[INPUT FOR THIS TASK Boundary: Start]

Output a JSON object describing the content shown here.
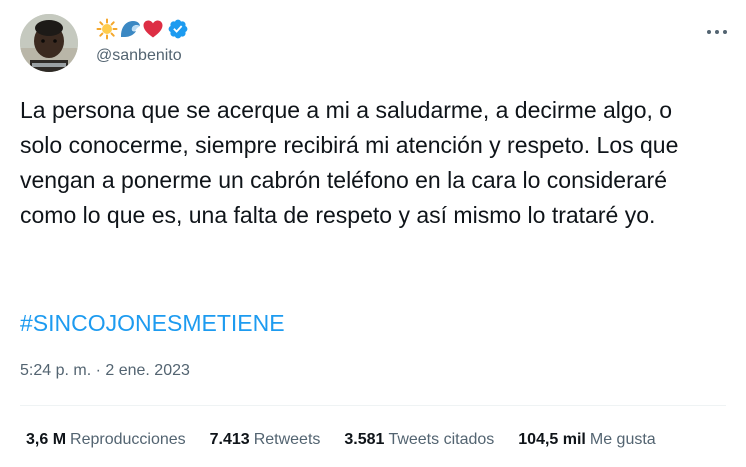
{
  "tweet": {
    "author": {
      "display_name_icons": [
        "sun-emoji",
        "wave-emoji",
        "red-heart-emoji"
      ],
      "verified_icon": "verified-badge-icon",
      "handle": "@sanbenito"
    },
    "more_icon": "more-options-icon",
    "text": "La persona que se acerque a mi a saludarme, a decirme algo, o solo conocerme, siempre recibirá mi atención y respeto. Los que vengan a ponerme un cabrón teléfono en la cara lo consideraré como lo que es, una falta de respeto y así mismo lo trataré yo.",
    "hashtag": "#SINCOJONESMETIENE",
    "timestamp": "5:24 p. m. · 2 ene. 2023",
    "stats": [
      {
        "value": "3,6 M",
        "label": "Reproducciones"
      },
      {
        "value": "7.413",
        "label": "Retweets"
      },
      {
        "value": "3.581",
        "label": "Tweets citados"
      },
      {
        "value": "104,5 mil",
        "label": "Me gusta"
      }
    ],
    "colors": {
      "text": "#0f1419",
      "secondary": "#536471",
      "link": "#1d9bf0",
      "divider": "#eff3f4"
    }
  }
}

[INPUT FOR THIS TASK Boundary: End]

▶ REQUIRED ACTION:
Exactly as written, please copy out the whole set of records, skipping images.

▶ SOLUTION:
Output a JSON object describing the content shown here.
{
  "tweet": {
    "author": {
      "display_name_icons": [
        "sun-emoji",
        "wave-emoji",
        "red-heart-emoji"
      ],
      "verified_icon": "verified-badge-icon",
      "handle": "@sanbenito"
    },
    "more_icon": "more-options-icon",
    "text": "La persona que se acerque a mi a saludarme, a decirme algo, o solo conocerme, siempre recibirá mi atención y respeto. Los que vengan a ponerme un cabrón teléfono en la cara lo consideraré como lo que es, una falta de respeto y así mismo lo trataré yo.",
    "hashtag": "#SINCOJONESMETIENE",
    "timestamp": "5:24 p. m. · 2 ene. 2023",
    "stats": [
      {
        "value": "3,6 M",
        "label": "Reproducciones"
      },
      {
        "value": "7.413",
        "label": "Retweets"
      },
      {
        "value": "3.581",
        "label": "Tweets citados"
      },
      {
        "value": "104,5 mil",
        "label": "Me gusta"
      }
    ],
    "colors": {
      "text": "#0f1419",
      "secondary": "#536471",
      "link": "#1d9bf0",
      "divider": "#eff3f4"
    }
  }
}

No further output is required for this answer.